“As new pharmacy faculty, we had a desire to engage with other College of Health Sciences faculty, staff, and students through interprofessional education. We received the call for the Faculty Diversity Development Grant in the fall and both thought that it would be a great opportunity to bring awareness of the disparities that exist among racial and ethnic minorities in health care,” Manis said.

To develop the symposium, Manis and Bui based the programming on another they previously attended about the disparities in critical care. They then consulted other offices and organizations including Samford’s Office of Diversity and Intercultural Initiatives, the Office of Minority Health and Health Equity at Centers for Disease Control and Prevention (CDC), the Pharmacy Continuing Professional Development Office, and the Center for Healthcare Innovation and Patient Outcomes Research.

The symposium included a presentation by keynote speaker James Nelson, the chief diversity officer of the CDC. Additionally, Mike Kendrach, professor and associate dean of academic affairs at McWhorter School of Pharmacy moderated a panel that included Samford professors Maisha Freeman, Scott Bickel, Jennifer Coleman and Keith Elder, and Tina Simpson, a professor at the University of Alabama at Birmingham.

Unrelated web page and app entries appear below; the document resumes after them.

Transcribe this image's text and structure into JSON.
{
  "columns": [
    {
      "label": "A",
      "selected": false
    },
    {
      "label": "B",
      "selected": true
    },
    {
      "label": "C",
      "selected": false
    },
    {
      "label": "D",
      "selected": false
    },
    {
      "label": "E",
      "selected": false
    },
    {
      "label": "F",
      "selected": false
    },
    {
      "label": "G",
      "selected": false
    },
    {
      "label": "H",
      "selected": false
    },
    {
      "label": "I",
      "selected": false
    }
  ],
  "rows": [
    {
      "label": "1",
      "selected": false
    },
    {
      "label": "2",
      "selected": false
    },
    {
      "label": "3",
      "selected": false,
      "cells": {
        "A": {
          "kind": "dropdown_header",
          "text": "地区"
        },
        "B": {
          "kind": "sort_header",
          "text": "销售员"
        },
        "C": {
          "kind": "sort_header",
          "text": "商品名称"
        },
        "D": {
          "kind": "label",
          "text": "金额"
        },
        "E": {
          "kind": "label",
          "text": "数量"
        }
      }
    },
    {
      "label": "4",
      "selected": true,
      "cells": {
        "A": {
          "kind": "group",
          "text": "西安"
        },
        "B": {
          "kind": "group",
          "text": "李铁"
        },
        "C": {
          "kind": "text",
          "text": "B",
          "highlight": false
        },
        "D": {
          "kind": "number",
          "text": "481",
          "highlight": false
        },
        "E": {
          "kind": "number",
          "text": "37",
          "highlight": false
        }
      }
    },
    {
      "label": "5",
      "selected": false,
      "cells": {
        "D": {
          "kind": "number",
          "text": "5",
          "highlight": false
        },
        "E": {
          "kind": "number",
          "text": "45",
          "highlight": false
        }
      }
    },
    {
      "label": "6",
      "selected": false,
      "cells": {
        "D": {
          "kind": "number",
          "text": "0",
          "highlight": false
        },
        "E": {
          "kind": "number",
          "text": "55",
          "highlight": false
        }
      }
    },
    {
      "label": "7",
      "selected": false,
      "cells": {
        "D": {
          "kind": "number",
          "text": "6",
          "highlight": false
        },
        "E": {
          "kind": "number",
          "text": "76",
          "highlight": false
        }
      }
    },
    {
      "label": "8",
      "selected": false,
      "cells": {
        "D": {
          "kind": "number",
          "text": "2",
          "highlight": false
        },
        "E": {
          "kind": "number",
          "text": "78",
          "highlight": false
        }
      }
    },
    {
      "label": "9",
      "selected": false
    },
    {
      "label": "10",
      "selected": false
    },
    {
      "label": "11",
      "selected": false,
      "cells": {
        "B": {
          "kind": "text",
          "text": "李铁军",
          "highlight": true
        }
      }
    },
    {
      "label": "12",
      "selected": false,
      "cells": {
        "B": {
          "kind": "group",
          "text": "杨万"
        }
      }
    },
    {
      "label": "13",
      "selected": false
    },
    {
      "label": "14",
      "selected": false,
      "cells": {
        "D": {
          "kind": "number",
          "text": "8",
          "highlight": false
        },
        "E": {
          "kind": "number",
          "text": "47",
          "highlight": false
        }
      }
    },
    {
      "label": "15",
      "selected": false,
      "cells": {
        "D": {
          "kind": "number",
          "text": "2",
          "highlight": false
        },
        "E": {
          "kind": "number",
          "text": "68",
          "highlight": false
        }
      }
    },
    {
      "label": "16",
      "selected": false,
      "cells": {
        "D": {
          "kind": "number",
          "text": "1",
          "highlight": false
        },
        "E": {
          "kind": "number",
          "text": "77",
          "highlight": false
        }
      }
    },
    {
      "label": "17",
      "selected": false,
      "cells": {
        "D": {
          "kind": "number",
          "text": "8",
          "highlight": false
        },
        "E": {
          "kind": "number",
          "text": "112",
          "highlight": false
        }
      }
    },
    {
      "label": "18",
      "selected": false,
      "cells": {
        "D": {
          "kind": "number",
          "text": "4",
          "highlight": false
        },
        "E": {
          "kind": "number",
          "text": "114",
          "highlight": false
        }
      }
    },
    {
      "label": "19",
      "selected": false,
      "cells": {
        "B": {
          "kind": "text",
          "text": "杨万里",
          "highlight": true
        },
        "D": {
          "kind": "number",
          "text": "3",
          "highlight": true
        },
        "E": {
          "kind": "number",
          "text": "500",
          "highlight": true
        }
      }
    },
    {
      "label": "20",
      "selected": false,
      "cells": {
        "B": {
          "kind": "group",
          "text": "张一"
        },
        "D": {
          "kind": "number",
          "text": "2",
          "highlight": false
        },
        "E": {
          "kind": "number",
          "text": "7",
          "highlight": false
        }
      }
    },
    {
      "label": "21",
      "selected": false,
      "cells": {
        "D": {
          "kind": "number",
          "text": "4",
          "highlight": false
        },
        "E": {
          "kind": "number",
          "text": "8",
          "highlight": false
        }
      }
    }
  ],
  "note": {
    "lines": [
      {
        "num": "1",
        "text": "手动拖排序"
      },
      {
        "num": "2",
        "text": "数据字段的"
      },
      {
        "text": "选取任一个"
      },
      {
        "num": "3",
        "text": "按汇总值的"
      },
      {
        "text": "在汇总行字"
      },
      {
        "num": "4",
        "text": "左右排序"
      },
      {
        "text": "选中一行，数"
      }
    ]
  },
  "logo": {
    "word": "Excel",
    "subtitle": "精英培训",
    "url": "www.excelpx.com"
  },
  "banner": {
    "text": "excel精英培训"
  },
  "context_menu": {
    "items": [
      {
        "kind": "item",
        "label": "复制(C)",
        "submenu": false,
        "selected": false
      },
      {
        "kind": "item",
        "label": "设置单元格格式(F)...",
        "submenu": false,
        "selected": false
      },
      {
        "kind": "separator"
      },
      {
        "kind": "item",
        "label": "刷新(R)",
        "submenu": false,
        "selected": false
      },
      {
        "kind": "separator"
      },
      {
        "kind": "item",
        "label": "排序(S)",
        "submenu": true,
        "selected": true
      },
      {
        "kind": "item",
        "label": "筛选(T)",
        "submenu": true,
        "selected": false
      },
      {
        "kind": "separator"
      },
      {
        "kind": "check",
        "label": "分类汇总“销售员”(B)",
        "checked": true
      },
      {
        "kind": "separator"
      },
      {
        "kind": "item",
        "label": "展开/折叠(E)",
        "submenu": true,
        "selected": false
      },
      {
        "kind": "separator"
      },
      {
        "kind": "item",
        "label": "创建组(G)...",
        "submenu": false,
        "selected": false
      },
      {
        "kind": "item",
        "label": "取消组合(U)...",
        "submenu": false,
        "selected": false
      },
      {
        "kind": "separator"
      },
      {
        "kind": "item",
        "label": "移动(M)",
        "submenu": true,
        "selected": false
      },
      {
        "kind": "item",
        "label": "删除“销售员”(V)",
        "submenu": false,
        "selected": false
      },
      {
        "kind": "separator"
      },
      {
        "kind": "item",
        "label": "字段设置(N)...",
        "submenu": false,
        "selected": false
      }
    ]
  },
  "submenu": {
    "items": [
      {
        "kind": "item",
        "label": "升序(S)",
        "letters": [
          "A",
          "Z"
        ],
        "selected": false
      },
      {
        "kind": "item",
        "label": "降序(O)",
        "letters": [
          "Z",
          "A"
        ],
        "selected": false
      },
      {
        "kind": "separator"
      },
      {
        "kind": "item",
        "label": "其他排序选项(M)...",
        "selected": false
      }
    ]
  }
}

“From Dr. Nelson’s presentation and the interprofessional panel speakers, we learned that self-assessment is the first step in diversity and inclusion,” Manis said. “Our interprofessional panel and audience had a great discussion about ideas to increase the diversity of several programs that take place amongst our schools, including student orientation activities, standardized patients, and simulation experiences. Our goal is to train and nourish future health professionals who will reflect, understand, and appreciate diversity in health care and the workforce.”